A Translation Of A Section From Sh. Manna’ al-Qattan’s Book On ‘Uloom al-Hadith: Regarding Weak Ahadith
By Sh. Mann’a al-Qatan | Translated by Ustadh Jamal Diwan
As Salamu Alaikum Wa Rahmatullahi wa barakatuh
Bismillah was-salaatu was-salamu ‘ala rasoolillah
I wanted to share with you all a rough translation of a section that I read recently from Sh. Manna’ al-Qattan’s book on ‘Uloom al-Hadith. The section is very short, but gives a good idea of the differences between the scholars surrounding the issue of acting upon weak hadiths.
The Sheikh* says in the section entitled “Acting Upon Weak Hadiths.”
The basic premise regarding weak hadiths is that they are rejected and not acted upon. Which is the opposite of what is done with authentic and good hadiths. But the scholars have researched and discussed the topic of the possibility of acting upon weak hadiths and their views in the matter have differed. In this issue there are three main views.
1. A group of the researchers of the ‘ulema are of the opinion that weak hadiths are not acted upon without exception, regardless of whether they are in beliefs, or legal rulings, or encouraging and warning, or righteous deeds.
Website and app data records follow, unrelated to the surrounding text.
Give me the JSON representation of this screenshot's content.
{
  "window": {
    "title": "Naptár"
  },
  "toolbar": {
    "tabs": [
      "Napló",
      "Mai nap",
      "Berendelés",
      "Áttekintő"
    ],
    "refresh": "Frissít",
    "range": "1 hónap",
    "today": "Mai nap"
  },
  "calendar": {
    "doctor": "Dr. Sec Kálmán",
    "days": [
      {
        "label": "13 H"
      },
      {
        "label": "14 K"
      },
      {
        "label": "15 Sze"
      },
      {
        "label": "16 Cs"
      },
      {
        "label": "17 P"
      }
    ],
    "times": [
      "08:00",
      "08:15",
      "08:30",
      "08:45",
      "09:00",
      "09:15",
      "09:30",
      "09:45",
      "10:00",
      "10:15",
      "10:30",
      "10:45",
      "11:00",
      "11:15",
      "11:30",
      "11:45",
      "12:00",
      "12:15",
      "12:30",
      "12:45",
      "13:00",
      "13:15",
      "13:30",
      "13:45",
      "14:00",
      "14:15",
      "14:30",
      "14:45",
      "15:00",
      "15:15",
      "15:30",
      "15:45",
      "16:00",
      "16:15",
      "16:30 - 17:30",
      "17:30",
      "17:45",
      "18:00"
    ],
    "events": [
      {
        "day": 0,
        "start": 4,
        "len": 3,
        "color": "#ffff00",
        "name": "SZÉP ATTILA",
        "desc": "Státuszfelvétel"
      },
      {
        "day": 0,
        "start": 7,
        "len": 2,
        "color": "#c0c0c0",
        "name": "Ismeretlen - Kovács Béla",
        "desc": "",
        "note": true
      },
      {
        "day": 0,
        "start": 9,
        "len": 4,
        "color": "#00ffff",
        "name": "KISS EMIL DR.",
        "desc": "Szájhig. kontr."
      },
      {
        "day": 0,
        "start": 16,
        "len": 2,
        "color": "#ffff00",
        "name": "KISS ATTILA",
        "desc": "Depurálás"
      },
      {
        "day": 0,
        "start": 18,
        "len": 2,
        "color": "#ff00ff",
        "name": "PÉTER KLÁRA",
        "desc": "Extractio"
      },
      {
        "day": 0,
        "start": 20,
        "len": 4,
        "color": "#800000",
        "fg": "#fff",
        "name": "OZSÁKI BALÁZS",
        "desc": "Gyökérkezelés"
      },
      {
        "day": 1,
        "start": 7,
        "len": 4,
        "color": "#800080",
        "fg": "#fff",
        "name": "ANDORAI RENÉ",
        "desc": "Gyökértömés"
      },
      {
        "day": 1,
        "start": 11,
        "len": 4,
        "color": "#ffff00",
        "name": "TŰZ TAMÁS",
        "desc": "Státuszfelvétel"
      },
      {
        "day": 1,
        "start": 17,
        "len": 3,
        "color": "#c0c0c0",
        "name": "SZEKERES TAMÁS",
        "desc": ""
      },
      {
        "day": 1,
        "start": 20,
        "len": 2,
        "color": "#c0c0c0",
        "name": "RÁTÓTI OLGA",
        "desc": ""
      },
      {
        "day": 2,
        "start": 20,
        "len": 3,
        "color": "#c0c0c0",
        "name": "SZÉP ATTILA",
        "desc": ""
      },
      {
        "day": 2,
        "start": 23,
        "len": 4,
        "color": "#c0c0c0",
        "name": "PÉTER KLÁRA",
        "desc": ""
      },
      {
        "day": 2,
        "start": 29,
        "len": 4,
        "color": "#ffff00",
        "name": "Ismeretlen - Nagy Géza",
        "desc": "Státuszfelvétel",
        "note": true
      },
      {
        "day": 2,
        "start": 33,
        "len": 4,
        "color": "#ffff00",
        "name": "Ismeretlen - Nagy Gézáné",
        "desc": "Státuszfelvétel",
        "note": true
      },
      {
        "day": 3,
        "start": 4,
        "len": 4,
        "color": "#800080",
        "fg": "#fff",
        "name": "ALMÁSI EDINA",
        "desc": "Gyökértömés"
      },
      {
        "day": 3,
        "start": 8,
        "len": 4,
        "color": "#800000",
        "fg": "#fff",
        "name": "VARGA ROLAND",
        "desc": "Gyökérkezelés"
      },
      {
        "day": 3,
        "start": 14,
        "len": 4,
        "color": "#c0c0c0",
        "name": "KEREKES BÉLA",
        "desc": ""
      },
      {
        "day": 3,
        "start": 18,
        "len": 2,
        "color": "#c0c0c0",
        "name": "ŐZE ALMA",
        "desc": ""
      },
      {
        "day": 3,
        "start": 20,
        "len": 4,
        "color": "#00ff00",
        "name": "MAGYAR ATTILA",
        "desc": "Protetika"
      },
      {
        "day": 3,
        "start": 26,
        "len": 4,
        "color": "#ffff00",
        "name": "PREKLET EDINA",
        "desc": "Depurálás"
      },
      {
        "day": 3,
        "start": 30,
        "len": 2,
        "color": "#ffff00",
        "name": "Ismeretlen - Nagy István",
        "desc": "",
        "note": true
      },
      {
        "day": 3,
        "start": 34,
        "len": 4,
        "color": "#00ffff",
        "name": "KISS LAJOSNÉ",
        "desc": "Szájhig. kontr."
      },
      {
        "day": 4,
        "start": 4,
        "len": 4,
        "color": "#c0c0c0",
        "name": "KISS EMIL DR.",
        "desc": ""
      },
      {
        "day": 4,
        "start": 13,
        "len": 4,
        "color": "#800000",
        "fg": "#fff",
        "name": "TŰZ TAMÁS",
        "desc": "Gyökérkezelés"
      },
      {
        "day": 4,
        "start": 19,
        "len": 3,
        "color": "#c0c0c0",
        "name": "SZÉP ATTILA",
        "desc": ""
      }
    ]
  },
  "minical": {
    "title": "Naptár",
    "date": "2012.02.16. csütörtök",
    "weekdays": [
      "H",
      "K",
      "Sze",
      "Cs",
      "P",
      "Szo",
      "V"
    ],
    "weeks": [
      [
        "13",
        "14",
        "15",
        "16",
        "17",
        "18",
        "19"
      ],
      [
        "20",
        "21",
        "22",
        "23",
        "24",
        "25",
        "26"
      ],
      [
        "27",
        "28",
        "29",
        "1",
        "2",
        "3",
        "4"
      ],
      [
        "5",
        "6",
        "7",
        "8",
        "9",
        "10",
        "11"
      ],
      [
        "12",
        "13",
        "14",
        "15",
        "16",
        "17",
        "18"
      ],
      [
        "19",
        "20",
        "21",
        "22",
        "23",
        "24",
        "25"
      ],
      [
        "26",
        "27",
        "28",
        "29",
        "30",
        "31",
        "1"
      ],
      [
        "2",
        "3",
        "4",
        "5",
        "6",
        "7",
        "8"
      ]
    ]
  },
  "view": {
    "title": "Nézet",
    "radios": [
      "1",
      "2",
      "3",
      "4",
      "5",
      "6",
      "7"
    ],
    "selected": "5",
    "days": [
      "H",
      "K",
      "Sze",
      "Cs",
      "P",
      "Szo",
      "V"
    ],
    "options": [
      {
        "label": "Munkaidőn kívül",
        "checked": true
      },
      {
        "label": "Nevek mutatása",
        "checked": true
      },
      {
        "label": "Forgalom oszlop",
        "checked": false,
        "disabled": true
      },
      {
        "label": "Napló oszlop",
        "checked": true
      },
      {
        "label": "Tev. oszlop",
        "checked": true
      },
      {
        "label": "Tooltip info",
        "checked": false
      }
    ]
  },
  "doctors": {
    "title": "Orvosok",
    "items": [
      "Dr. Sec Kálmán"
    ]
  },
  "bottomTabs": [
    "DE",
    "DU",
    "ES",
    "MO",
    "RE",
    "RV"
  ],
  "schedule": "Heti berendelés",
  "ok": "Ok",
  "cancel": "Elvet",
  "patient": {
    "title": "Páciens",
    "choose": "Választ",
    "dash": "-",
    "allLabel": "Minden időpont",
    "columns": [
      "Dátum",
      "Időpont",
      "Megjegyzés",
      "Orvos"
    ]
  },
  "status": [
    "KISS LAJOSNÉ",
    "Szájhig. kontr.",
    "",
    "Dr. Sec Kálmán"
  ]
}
This is what has come to us regarding Yahya ibn Ma’in, al-Bukhari, Muslim, ibn al-‘Arabi the scholar of the Malikis, Abu Shama al-Muqaddasi from the scholars of the Shafi’s, and Ibn Hazm.
2. It is also related from many of the scholars the allowance of acting upon weak hadiths without exception IF there is nothing else related in that area of discussion. This is what has come to us from Abu Hanifa, ash-Shafi’i, Malik, and Ahmad ibn Hanbal. But it must be noted that the da’eef hadith according to Ahmad is that which is opposite to the sahih in the terminology of the early scholars.
3. Some of the scholars separated the stated opinions in regards to acting upon weak hadiths. They thereby allowed it in encouraging/motivating and warning as well as in righteous deeds, while at the same time disallowing it in regards to beliefs and legal rulings.
These two groups allowed acting upon weak hadiths with three conditions:
1. The weakness of the hadith cannot be severe (there are many subcategories regarding weak hadiths)
2. The hadith must be encompassed by a principle which is accepted and acted upon.
3. The person should not believe when they are acting by the hadith that it is a clear-cut, founded matter, but rather be cautious regarding it.
I am sharing this first and foremost so that I memorize it. Secondly as a reminder to my brothers and sisters that the din has areas in which there is no disagreement and areas in which there is allowed and respected disagreement. If on this matter of acting by weak hadiths in certain cases is something you have accepted or rejected then know that there are various views on the matter and don’t let it cause a barrier between you and your brothers/sisters, rather keep your eyes on the big picture and keep moving.
This is by no means the end say on this matter and as stated before is only something very brief on the topic. Please let me know if you have any questions, comments, or concerns, and don’t forget a brother (and his wife) in your dua.
*Sh. Mann’a al-Qatan is, perhaps, one of the most important figures in contemporary Islamic studies. He has written a large number of texts that, if mastered, provide a solid foundation, and introduction, to many Islamic sciences. Some of his more popular books are the one mentioned in this article and:
1. ‘Ulom al-Quran
2. al-Madkhal ila al-Shari’ah al-Islamiyyah
His books are known for their simplistic and accessible style, modern tone and removal of many unwarranted discussions and polemics that waste the student’s time and busy him with unneeded discussions and disputes. After completing Sh. Qattan’s texts one does not feel an allegiance to a certain school, thought or trend. On the contrary, one feels a great desire to benefit others and a renewed strength towards articulating faith in a balanced fashion that serves to unite the Muslims and benefit others. His approach is representative of the majority of scholars, institutions and centers of learning today:
1. absence of fanaticism (towards a current group or thought
2. respect for classical Islamic scholarship while recognizing the need for a contemporary approach and presentation by making the writing easy and style simple to follow
3. taking time to teach with proofs and points that benefit the student’s language, comprehension and respect for the science. This is contrary to the Mutun
system which, as Ibn Khaldun and others noted, fails to develop appreciated language, nor depth of thought, but relegates the student to simple lines that are memorized and regurgitated upon request. [Footnote added by Ust. Suhaib Webb]
May Allah reward him, bless him and grant us tawfiq to benefit from his work and efforts.